Fun Fact: Nilgiri Langurs have a unique digestive system that allows them to efficiently process the toxins found in their primary food source, mature leaves.

31. Nubian Ibex

The Nubian Ibex (Capra nubiana) is a species of wild goat native to rocky mountainous regions in northeastern Africa and the Middle East. These agile and sure-footed creatures have long, backward-curving horns and a muscular build, enabling them to navigate steep and rugged terrains with ease. Nubian Ibexes are herbivores, feeding on a variety of plants, shrubs, and grasses found in their arid habitats.

Fun Fact: Male Nubian Ibexes engage in dramatic horn clashes during the mating season, competing for dominance and the opportunity to mate with females.

32. Natterjack Toad

The Natterjack Toad (Epidalea calamita) is a species of toad found in sandy habitats and coastal areas across Europe. They are named after their distinctive “nattering” call, which sounds like a rapid series of clicks. Natterjack Toads have robust bodies with warty skin and are well-adapted to a terrestrial lifestyle.

They have a unique method of reproduction, as their tadpoles develop relatively quickly in ephemeral pools, allowing them to complete their life cycle in temporary water bodies.

Fun Fact: Natterjack Toads have a remarkable ability to inflate themselves when threatened, making them appear larger and deterring potential predators.

33. Northern Gannet

The Northern Gannet (Morus bassanus) is a large seabird found in the North Atlantic, particularly along the coasts of Europe and North America. Known for its impressive aerial dives, the Northern Gannet plunges into the water from considerable heights to catch fish. They have striking white plumage, long pointed wings, and a yellowish head and neck. These birds breed in large colonies on offshore islands and cliffs.

Fun Fact: Northern Gannets have excellent eyesight and can spot fish underwater from heights of up to 40 meters (130 feet) while diving at high speeds.

34. Nurse Shark

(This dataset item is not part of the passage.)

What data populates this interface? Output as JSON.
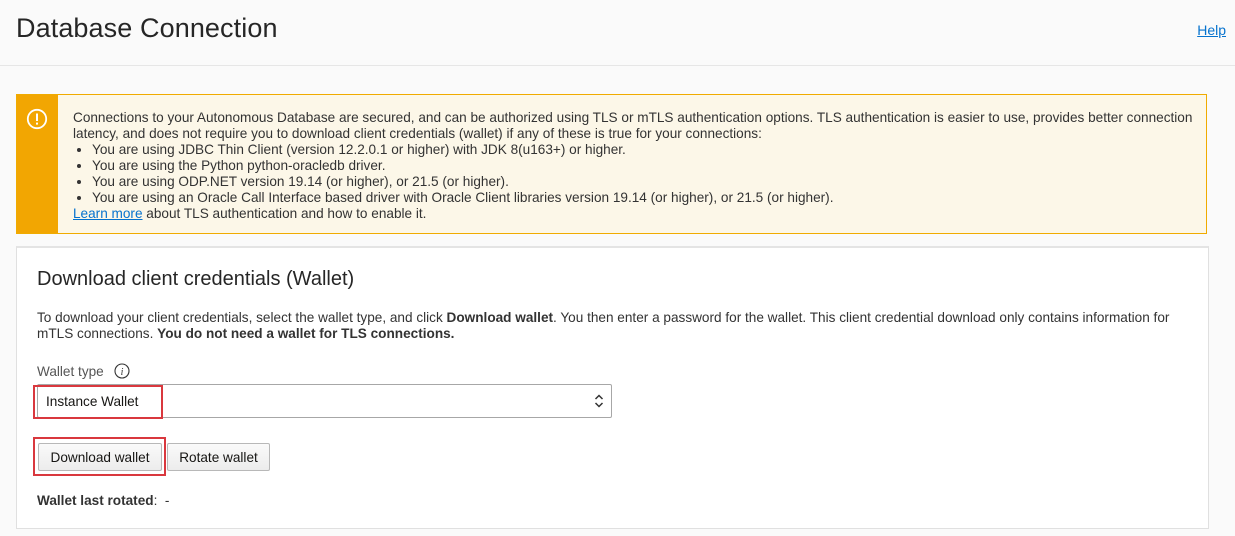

The Nurse Shark (Ginglymostoma cirratum) is a slow-moving, bottom-dwelling shark species found in warm coastal waters, primarily in the western Atlantic Ocean and the Caribbean Sea. These sharks have a distinctive appearance, with barbels around their mouth and a broad, rounded head. Nurse Sharks are not aggressive and are known to rest in groups on the ocean floor during the day.

Fun Fact: Nurse Sharks are capable of “sucking” in their prey from crevices and cracks using their strong jaws and muscular mouth.

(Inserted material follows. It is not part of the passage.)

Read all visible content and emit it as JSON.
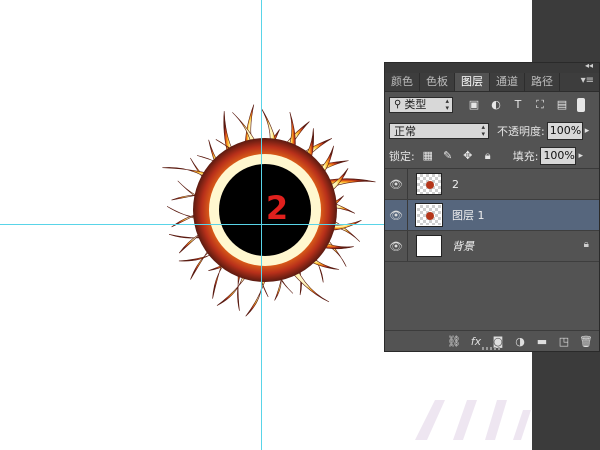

35. Nightingale Wren

The Nightingale Wren (Microcerculus philomela) is a small bird species found in Central and South America. Despite its name, it is not closely related to the true Nightingale. The male Nightingale Wren has a beautiful song, characterized by a complex and melodious sequence of notes. These wrens inhabit the undergrowth of forests and thickets, foraging for insects and spiders.

Fun Fact: The Nightingale Wren is known for its exceptional vocal abilities, mimicking the songs of other bird species in its repertoire.

AboutCorinne Switzer

Corinne is an avid reader and takes a keen interest in conspiracy theories. When not busy with her day job, she likes to indulge the writer in her and pens columns on a wide range of topics that cover everything from entertainment, healthy living to healthcare and more.